But Schiff didn't laugh. And he was right not to. This is a serious issue of national security, and he responded with one of the more memorable congressional speeches in a very long time:

If you haven't heard the whole thing I urge you to listen to it.

The reason that was so important is because Schiff brought the issue back to where it rightfully belongs: in the Congress. The only thing we know right now about any criminal liability is that Robert Mueller's investigation "did not establish that members of the Trump Campaign conspired or coordinated with the Russian government in its election interference activities.”

But none of the events or behaviors Schiff cited are in dispute. Most of it happened right out in public. Whether it was legal or not, it was stupid and it was wrong and no president should be defended for behaving in such a craven, corrupt and unpatriotic way. What he did may not have been criminal conduct, but it was pathologically unethical. Anyone who didn't find all that behavior suspicious has no business holding a responsible position in the United States government.

Schiff's speech explains something important that Trump and the Republicans fail to grasp. People know what they saw. That's why the polls aren't moving toward the president in the wake of Bill Barr's letter and Trump's triumphant victory tour. Whether the president was part of a criminal conspiracy, or was simply so ignorant and corrupt that he didn't know or care about the ramifications of his actions, isn't really the question. What Schiff did in that speech was to bring the subject back to the central question: Is this president acting in the interest of the people of the United States, or is he acting in the interest of Donald Trump? I think we know the answer. And it's not OK.
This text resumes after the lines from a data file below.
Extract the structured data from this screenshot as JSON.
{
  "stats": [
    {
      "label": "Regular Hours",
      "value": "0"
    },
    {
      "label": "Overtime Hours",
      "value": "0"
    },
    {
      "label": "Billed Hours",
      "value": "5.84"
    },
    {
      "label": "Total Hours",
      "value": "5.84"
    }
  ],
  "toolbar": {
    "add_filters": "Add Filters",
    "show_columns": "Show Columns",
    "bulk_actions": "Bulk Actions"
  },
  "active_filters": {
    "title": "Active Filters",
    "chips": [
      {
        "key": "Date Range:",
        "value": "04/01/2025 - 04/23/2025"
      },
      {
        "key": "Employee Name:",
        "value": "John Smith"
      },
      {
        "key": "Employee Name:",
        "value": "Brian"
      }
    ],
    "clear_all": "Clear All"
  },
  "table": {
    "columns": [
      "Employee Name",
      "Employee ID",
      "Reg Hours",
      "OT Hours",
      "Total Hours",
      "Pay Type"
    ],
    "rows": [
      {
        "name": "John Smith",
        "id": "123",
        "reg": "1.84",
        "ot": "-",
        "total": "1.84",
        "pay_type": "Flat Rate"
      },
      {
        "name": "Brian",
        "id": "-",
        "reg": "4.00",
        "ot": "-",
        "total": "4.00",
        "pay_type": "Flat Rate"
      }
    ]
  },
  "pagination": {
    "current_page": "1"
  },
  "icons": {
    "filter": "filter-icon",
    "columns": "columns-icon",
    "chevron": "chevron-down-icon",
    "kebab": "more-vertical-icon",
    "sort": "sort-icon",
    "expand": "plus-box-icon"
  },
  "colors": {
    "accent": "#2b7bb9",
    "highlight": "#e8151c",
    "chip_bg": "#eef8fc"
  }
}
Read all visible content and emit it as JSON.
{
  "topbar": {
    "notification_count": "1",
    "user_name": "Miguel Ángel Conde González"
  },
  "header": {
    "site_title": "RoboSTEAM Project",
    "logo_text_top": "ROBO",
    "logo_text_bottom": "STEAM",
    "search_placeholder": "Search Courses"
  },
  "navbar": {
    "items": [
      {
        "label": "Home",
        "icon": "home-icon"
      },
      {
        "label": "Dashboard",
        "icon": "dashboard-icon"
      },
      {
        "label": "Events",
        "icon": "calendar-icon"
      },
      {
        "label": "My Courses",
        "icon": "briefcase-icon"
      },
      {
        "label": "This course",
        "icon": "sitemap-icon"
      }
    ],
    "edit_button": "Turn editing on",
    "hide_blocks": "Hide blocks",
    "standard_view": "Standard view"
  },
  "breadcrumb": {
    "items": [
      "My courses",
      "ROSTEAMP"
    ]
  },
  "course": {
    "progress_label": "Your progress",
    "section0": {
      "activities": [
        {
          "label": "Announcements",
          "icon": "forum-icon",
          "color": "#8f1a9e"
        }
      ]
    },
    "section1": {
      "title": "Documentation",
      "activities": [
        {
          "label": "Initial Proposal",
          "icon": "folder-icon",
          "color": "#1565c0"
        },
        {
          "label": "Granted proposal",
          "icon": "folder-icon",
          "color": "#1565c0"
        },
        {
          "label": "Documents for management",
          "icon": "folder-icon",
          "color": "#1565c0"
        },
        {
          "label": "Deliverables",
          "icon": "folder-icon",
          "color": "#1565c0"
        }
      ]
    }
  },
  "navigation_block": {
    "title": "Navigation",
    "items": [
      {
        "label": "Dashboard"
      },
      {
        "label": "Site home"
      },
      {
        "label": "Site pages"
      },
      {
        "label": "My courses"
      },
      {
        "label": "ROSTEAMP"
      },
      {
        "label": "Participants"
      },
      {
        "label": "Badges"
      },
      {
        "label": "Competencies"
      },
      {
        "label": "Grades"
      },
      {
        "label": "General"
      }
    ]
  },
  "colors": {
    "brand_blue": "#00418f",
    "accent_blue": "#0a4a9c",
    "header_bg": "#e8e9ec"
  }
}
Some of the Republicans on the panel understood that what Schiff had said was a powerful indictment of their own lack of ethics and morals. After Schiff finished and attempted to go on, one member demanded to be allowed to respond to his comments, insisting, "No one over here [on the Republican side] thinks that."

You don't? Could have fooled us. At every step of the way the Republicans have acted as Trump's accomplices, refusing even to suggest that he might have done something wrong in all this. They clearly don't think he did.

I'm willing to be generous and say that at the end of the day we may very well find that Trump is so dim-witted and narcissistic that he literally does not know right from wrong. That obviously makes him unfit for the presidency but it doesn't make him guilty of conspiring with a foreign government. Fine. But all these Republicans who refuse to even acknowledge the outrageousness of his conduct definitely do know better.

They are shameless and that's hard to fight against, still less to defeat. But Adam Schiff laid out the real issue more successfully than anyone we've seen in recent times. Let's hope it's the first of many illustrative moments as the Democrats start to provide the serious oversight that has been lacking these past two years.